By Bill Parry
The Long Island City Partnership, the non-profit local development corporation that has played a key role in the transformation of the neighborhood, has been awarded a $100,000 grant to create a plan for the future. The New York City Regional Economic Development Council is making the investment to fund a roadmap that would bolster economic productivity, help resident overcome barriers to economic opportunities, and strengthen social and physical infrastructure by working with local and regional stakeholders.
“Currently experiencing a period of explosive transformation, much of it 30 years in the making, Long Island City is now ready for its own comprehensive look as a matter of citywide urgency and as a regional priority,” LIC Partnership President Elizabeth Lusskin said. “Funding for this study will allow us to work to set a vision and priorities consonant with the neighborhood’s goals. We hope to guide city, state and federal action based upon an in-depth studied assessment of the facts and current conditions.”
She pointed out that “prior sector-based or geographic-based efforts, such as the Western Queens Transportation, Tech Zone, and Civic Action studies, will be aggregated with new information to inform and drive demand for a roster of action-oriented solutions.”
Funds from the grant, which are being provided by Empire State Development, the state’s chief economic development agency, will leverage public and private support to create a pool of resources to produce the study.
“Our goal in supporting this study is to help Long Island City identify key areas that will spur economic growth and strengthen the local community,” NYCREDC Executive Director Joe Tazewell said. “The comprehensive plan resulting from the study will generate economic opportunities and engage in key local stakeholders to ensure that this booming New York City business district continues to thrive.”
In recent years LIC has seen office development, an influx of residential and hotel development, an increase in cultural activity and a resurgence in the industrial sector, all of which have changed the dynamic of the neighborhood. The Cornell Tech campus, which is coming to Roosevelt Island in the next couple of years, will look to LIC for services and space for its entrepreneurial spin-offs.
Several elected officials supported the grant on behalf of the LIC Partnership.
“Long Island City is one of New York’s most exciting neighborhoods,” state Sen. Michael Gianaris (D-Astoria) said. “I look forward to working with everyone who loves Long Island City to ensure our community continues to grow in a responsible way.”

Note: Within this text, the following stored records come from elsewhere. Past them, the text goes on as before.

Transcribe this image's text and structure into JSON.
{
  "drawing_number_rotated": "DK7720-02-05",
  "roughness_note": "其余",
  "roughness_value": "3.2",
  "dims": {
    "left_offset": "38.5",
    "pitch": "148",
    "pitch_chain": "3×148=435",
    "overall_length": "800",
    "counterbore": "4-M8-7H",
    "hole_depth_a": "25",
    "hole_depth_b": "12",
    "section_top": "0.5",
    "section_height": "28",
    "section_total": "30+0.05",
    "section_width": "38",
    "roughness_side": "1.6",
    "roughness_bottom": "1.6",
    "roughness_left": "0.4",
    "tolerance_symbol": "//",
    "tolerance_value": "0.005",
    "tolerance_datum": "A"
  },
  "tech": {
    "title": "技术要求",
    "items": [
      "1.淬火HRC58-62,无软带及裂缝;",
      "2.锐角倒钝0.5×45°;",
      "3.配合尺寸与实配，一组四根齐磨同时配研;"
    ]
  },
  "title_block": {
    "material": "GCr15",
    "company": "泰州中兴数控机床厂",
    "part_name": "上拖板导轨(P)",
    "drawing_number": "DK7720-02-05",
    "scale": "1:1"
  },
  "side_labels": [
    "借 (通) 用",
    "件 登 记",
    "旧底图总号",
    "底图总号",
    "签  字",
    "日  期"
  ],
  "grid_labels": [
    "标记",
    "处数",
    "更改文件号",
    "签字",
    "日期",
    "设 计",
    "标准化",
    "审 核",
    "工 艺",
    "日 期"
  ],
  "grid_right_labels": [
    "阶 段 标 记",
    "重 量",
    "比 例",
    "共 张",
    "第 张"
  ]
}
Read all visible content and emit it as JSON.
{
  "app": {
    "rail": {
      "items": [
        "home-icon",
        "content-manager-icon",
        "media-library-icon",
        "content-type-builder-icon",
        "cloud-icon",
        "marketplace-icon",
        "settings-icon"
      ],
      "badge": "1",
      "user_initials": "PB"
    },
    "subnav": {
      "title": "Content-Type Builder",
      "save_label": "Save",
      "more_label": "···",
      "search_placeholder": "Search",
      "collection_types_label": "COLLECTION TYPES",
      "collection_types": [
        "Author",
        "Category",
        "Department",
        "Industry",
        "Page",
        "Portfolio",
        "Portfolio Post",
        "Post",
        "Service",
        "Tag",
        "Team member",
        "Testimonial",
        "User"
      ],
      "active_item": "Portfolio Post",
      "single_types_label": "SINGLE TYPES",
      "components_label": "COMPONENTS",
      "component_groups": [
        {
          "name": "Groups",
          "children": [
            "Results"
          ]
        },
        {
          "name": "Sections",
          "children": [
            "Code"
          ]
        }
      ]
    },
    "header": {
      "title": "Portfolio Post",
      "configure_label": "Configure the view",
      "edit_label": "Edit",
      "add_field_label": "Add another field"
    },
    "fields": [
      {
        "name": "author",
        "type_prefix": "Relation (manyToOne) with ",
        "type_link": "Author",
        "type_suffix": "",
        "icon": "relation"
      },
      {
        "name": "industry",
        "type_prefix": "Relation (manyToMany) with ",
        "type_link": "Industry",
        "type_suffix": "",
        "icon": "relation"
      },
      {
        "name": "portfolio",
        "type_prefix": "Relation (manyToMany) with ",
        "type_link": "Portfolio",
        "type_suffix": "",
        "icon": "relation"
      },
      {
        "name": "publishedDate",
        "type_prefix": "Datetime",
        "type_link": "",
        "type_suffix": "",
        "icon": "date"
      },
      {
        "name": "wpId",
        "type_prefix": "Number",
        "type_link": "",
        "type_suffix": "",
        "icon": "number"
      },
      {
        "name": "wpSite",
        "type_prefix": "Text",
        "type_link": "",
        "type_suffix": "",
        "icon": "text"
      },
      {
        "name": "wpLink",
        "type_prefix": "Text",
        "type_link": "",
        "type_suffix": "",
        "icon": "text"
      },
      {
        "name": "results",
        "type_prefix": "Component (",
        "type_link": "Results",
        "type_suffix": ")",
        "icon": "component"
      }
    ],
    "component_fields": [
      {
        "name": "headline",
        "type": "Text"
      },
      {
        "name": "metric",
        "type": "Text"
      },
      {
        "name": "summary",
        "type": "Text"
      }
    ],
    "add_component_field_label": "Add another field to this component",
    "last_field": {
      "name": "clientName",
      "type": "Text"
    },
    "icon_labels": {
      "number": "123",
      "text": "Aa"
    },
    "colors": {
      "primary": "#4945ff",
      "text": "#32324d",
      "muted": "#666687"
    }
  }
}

Borough President Melinda Katz said the plan would make the neighborhood “an even more attractive area for residents, visitors and business owners.”
Reach reporter Bill Parry by e-mail at bparr[email protected]local.com or by phone at (718) 260–4538.